Han, S., Lerner, J.S., & Keltner, D. (2007). Feelings and consumer decision making: The appraisal-tendency framework. Journal of Consumer Psychology, 17(3), 158-168.
Horner, A.J., Bisby, J.A., Bush, D., Lin, W-J., and Burgess, N. (2015). Evidence for holistic episodic recollection via hippocampal pattern completion. Nature Communications, 6(7462), 1-11.
Klontz, B.T., & Britt, S.L. (2012). Financial trauma: Why the abandonment of buy-and-hold in favor of tactical asset management may be a symptom of posttraumatic stress. Journal of Financial Therapy, 3(2), 14-27.
Klontz, B., & Klontz, T. (2009). Mind over money: Overcoming the money disorders that threaten our financial health. New York, NY: Broadway Books.

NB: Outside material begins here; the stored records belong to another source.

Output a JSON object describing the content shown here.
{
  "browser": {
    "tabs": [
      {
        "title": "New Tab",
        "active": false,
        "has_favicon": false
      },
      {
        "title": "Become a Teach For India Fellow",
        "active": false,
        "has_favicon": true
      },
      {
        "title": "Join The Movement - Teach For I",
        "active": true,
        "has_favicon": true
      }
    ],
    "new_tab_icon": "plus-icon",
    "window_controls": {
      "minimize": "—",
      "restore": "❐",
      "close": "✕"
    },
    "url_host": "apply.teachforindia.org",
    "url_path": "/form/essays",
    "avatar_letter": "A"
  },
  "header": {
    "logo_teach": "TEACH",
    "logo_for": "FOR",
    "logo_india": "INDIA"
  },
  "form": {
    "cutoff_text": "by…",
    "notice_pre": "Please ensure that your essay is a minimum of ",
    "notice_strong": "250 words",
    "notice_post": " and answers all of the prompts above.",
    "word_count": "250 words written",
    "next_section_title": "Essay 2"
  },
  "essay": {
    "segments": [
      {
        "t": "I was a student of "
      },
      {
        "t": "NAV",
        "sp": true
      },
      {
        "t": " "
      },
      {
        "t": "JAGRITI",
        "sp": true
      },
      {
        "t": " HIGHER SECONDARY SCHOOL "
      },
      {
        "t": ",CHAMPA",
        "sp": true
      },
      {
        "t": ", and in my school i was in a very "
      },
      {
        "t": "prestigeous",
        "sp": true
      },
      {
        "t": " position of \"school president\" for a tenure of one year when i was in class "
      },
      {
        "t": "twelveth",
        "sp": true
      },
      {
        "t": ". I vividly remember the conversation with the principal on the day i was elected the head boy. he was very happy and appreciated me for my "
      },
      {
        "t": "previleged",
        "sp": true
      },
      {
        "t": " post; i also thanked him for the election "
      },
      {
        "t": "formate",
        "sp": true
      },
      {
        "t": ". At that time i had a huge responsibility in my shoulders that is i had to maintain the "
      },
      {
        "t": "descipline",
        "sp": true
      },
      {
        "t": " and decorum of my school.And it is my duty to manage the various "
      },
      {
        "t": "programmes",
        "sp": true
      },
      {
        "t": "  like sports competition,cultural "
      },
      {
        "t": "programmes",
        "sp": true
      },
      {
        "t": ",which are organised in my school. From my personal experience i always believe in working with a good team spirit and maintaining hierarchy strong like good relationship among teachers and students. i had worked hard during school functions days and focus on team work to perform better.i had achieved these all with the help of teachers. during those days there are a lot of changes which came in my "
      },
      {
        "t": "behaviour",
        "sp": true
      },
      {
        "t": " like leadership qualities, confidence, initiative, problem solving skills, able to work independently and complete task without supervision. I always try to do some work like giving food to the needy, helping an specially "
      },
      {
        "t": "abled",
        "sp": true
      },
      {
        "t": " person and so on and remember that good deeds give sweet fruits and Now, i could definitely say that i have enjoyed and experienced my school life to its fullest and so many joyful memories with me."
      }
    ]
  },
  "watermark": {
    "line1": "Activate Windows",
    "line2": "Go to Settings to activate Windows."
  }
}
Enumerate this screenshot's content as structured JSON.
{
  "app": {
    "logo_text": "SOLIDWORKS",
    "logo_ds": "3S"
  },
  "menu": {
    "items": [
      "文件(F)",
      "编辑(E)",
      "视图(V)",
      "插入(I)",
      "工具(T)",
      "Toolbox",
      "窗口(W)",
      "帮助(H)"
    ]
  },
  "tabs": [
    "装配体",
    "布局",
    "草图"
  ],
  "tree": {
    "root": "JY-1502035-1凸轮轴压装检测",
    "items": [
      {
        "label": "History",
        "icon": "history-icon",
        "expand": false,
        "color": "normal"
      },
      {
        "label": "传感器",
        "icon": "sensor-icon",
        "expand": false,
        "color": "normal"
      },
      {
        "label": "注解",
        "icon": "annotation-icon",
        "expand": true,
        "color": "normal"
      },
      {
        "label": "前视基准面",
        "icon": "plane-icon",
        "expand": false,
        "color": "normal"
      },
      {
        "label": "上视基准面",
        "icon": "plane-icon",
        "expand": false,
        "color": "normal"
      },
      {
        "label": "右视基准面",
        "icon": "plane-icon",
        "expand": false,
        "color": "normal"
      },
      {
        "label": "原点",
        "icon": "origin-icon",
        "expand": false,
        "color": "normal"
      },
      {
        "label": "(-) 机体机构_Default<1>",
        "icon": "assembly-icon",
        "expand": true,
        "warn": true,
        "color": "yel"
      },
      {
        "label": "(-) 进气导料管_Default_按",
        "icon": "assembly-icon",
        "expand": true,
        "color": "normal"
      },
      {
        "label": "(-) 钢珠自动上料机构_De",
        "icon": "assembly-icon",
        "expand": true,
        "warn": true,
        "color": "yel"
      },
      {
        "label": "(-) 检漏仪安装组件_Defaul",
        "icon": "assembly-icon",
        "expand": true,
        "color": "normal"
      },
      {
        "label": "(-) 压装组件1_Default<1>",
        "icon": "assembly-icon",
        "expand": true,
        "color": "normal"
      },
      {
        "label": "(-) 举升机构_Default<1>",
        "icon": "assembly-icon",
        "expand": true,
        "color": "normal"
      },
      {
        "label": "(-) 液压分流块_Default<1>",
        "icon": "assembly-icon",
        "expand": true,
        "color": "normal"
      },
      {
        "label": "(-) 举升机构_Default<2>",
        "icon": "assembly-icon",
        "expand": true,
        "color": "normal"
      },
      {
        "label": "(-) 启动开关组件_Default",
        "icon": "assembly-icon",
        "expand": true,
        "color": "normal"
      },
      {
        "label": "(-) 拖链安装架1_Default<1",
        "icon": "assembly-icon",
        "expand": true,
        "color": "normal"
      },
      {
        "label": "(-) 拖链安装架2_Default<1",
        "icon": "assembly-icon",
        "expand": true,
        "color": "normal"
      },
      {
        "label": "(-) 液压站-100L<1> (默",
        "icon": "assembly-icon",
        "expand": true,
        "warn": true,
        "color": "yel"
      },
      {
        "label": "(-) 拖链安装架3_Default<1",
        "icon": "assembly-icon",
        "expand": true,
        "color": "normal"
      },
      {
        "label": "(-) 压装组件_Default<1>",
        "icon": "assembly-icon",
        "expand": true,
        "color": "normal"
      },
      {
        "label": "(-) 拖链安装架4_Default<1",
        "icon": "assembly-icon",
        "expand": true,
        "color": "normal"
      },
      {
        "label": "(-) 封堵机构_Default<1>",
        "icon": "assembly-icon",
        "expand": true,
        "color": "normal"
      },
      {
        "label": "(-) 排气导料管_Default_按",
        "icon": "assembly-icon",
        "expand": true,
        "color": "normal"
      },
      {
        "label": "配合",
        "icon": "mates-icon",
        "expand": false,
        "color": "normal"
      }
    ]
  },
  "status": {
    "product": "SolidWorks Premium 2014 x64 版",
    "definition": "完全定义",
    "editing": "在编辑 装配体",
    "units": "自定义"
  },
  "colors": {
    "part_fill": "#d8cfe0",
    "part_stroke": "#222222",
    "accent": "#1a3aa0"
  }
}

Thank you Capital One for sponsoring this post. This is a paid endorsement. All opinions are my own and were not directed by Capital One. To learn more about Capital One, visit www.capitalone.com
The Capital One Banking Reimagined Savings Study, a double-blind, randomized control experiment, was conducted by Dr. Brad Klontz of Creighton University among 102 employed U.S. adults ages 22-65, between August 7 and September 10, 2017. Participants were recruited from five cities – Atlanta, Austin, Boston, Dallas and Seattle – using newspaper advertisements, Facebook advertising and Outbrain advertising, which led potential participants to a website collecting qualifying information for the study.
The primary selection criteria for participants included employment status (full-time, part-time, self-employed, non-students, non-retirees) and age (post-university and pre-retirement) to ensure participants have a baseline income to allow for savings. Participants were randomly assigned to either the Control Group (Financial Education Group) or the Experimental Group (Sentimental Item Group).
The study was conducted in two phases. The first phase was conducted in-person in all five cities. The second phase was conducted by an email invitation for an online survey to collect follow-up data three weeks after the first phase. A total of 102 subjects participated in all aspects of the study (57 in the experimental group and 45 in the control group), providing pre-experiment, post-experiment, and three-week follow-up data.
Consistent with what would be expected in a randomized trial, no significant differences between the groups were found for the demographic variables or the dependent measures at baseline.